The black hole candidate IGR J17091-3624 is still active
ATel #4773; D. Altamirano (UvA), R. Wijnands (UvA), J. Rodriguez (CEA Sacley), S. Corbel (CEA Sacley & Univ. Paris Diderot) , T. Belloni (INAF)
on 31 Jan 2013; 09:37 UT
Credential Certification: Diego Altamirano (email@example.com)
Subjects: X-ray, Black Hole, Transient
Referred to by ATel #: 5112
In February 2011 the black hole candidate IGR J17091-3624 went into outburst (detected by Swift/BAT, see ATEL #3144). During this outburst IGR J17091-3624 exhibited strong and highly-structured X-ray variability (e.g. Altamirano et al. 2011, ApJL, 742, 17, and references therein) which so far had only been observed from the very-bright black hole X-ray transient GRS 1915+105.
This 2011 outburst of IGR J17091-3624 has been studied using many multi-wavelength observations (ATEL #3148
) except during the December-January periods, when sun constraints do not allow further observations to be performed. Since mid-January 2013 IGR J17091-3624 appears to be undetected by the daily Swift/BAT monitoring observations:
Unfortunately, MAXI cannot resolve IGR J17091-624 given the nearby bright X-ray source GX 349+2 (T. Mihara, private communication).
To determine the current level of X-ray activity of IGR J17091-3624, we acquired a ~1000 seconds Swift/XRT observation on 2013-01-27 07:42:00 UT. The observation was done in PC mode.
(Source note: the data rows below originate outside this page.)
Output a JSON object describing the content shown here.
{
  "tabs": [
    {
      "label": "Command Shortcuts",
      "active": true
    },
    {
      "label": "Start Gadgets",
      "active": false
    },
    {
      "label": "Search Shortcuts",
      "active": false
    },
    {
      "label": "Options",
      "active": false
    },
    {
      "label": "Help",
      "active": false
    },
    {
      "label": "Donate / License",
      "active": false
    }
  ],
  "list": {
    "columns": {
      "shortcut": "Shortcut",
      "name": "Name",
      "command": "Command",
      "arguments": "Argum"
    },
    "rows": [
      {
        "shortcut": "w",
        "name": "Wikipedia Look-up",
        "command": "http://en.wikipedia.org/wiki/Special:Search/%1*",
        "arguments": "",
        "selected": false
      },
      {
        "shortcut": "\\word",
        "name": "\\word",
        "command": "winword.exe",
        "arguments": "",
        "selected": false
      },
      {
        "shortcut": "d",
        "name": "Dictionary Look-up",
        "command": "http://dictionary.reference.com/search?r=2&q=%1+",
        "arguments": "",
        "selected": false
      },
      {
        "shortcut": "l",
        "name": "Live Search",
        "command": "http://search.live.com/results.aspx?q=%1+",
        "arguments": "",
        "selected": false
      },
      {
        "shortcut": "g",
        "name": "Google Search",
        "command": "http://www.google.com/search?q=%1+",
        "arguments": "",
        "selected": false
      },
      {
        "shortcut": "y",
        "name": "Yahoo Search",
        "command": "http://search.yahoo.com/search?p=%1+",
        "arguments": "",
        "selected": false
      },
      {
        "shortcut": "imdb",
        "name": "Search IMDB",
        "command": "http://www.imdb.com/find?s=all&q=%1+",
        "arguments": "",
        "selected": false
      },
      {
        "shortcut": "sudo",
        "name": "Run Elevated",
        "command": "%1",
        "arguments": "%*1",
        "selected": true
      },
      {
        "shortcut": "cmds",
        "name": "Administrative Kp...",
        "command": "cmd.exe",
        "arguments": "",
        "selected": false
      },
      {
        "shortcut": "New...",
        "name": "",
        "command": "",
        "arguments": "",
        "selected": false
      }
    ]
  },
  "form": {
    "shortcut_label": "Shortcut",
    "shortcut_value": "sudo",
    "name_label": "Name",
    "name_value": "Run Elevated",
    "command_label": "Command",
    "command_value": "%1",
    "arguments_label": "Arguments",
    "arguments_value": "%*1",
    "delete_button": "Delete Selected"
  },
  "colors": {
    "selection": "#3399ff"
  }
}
In the image a source can clearly be detected at coordinates consistent with IGR J17091-3624. From the Swift/XRT image a set of bright concentric rings can also be seen, one of which lies very close to IGR J17091-3624. These rings are most probably due to the bright nearby source GX 349+2.
A spectrum of the January 2013 observation was extracted following Evans et al. (2009, MNRAS, 397, 1177) and taking into account possible contamination of GX 349+2. Preliminary results show that the 0.5-10 keV source spectrum can be well fitted with an absorbed (Nh~1.2e22 cm^-2) power law with a photon index of ~1.6, leading to an unabsorbed 0.5-10 keV (2.0-10 keV) flux of ~4.6e-11 ergs/cm^2/s (~2.8e-11 ergs/cm^2/s). These fluxes imply a luminosity of ~3.5e35 ergs/s (~2.1e35 ergs/s) or 2.2e36 ergs/s (~1.3e36 ergs/s), assuming distances of 8 kpc and 20 kpc, respectively. Errors to the fit values and the fluxes are not well constrained due to the low statistics of the spectrum and the possible contamination due to GX 349+2. In any case, our flux measurements are more than two orders of magnitude higher than the averaged 12e-14 ergs/cm^2/s reported by Wijnands, Yang, and Altamirano (2012, MNRAS, 422, 91) during XMM-Newton observations of IGR J17091-3624 during quiescence. Therefore we conclude that IGR J17091-3624 is still active.
We thank the Swift/Team for scheduling our observation.